What Does It Take to Make a Safe Outdoor Stage for Dance?

Warmer weather is just around the corner, and with it comes a light at the end of a hibernation tunnel for many dance organizations: a chance to perform again. While social distancing and mask-wearing remain essential to gathering safely, the great outdoors has become an often-preferred performance venue.

But, of course, nature likes to throw its curveballs. What does it take to successfully pull off an alfresco show?

Marisa Grywalski and Alejandro Diaz in Dwight Rhodens "Ave Maria," part of PBT's Open Air Series last fall.

Kelly Perkovich, Courtesy Pittsburgh Ballet Theatre

Keeping dancers safe outside requires the same intentional flooring as you have in the studio—but it also needs to be hearty enough to withstand the weather. With so many factors to consider, two ballet companies consulted with Harlequin Floors to find the perfect floor for their unique circumstances.

Last fall, Pittsburgh Ballet Theatre invested in a mobile stage that allowed the dancers to perform live for socially distanced audiences. "But we didn't have an outdoor resilient floor, so we quickly realized that if we had any rain, we were going to be in big trouble—it would have rotted," says artistic director Susan Jaffe.

The company purchased the lightweight, waterproof Harlequin's AeroDeck® sprung floor panels and the heavy-duty Harlequin Cascade™ vinyl, which is manufactured with BioCote® Antimicrobial Protection to help with the prevention of bacteria and mold. After an indoor test run while filming Nutcracker ("It felt exactly like our regular floor," says Jaffe), the company will debut the new setup this May in Pittsburgh's Schenley Park during a two-week series of performances shared with other local arts organizations.

Pittsburgh Ballet Theatre's Open Air Series last fall. The company plans to roll out their new Harlequin AeroDeck® sprung floor panels and Harlequin Cascade™ vinyl floor for more outdoor performances this spring.

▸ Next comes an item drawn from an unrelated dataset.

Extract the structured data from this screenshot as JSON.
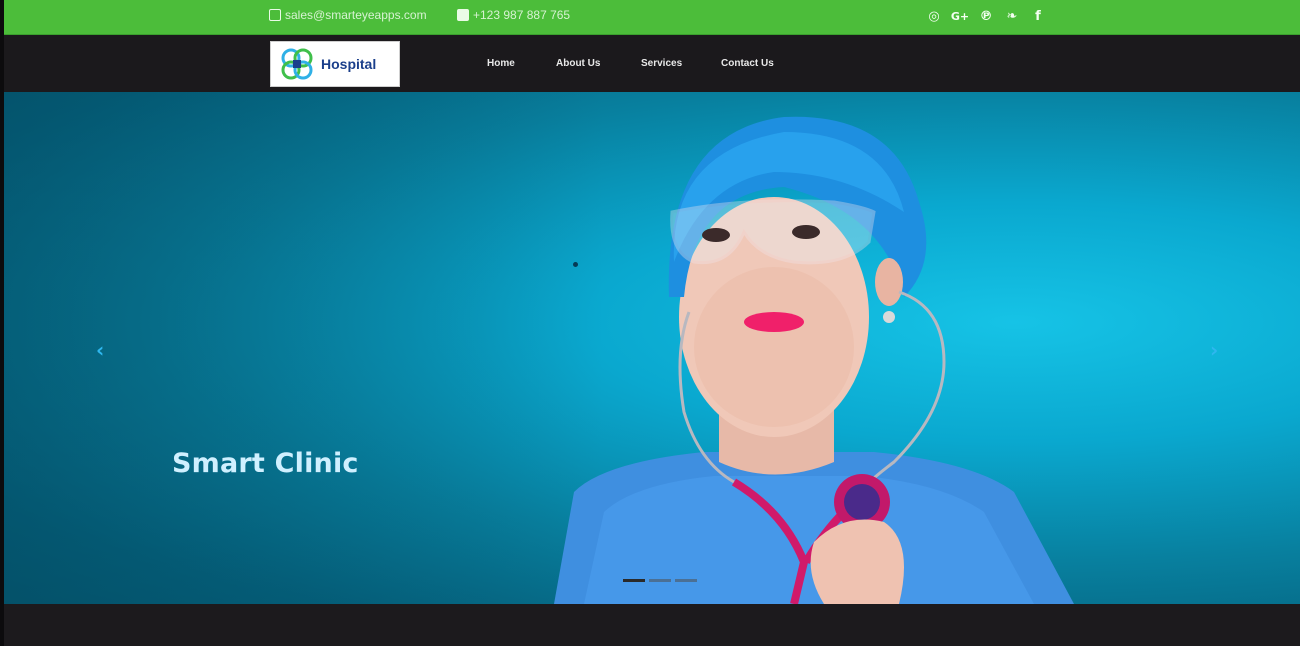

Harris Ferris, Courtesy Pittsburgh Ballet Theatre

In addition to the possibility of rain, a range of temperatures also has to be taken into account. When the State Ballet of Rhode Island received a grant from the state to upgrade its 15-year-old stage, executive director Ana Fox chose the Harlequin Cascade vinyl floor in the lighter gray color "so that it would be cooler if it's reflecting sunlight during daytime performances," she says.

However, for the civic ballet company's first performance on its new 24-by-48–foot stage on November 22, heat was less of a concern than the Northeastern cold. Fortunately, Fox says the surface never got icy or too stiff. "It felt warm to the feel," she says. "You could see the dancers didn't hesitate to run or step into arabesque." (The Harlequin Cascade floor is known for providing a good grip.)

"To have a safe floor for dancers not to worry about shin splints or something of that nature, that's everything," she says. "The dancers have to feel secure."

State Ballet of Rhode Island first rolled out their new Harlequin Cascade™ flooring for an outdoor performance last November.

Courtesy of Harlequin

Of course, the elements need to be considered even when dancers aren't actively performing. Although Harlequin's AeroDeck is waterproof, both PBT and SBRI have tarps to cover their stages to keep any water out. SBRI also does damp mopping before performances to get pollen off the surface. Additionally, the company is building a shed to safely store the floor long-term when it's not in use. "Of course, it's heavy, but laying down the floor and putting it away was not an issue at all," says Fox, adding that both were easy to accomplish with a crew of four people.

Since the Harlequin Cascade surface is versatile enough to support a wide range of dance styles—and even opera and theater sets—both PBT and SBRI are partnering with other local arts organizations to put their outdoor stages to use as much as possible. Because audiences are hungry for art right now.

"In September, I made our outdoor performance shorter so we wouldn't have to worry about intermission or bathrooms, but when it was over, they just sat there," says Jaffe, with a laugh. "People were so grateful and so happy to see us perform. We just got an overwhelming response of love and gratitude."

Marisa Grywalski and Alejandro Diaz in Susan Jaffes "Carmina Terra," part of PBT's Open Air Series last fall.

Kelly Perkovich, courtesy Pittsburgh Ballet Theatre

February 2021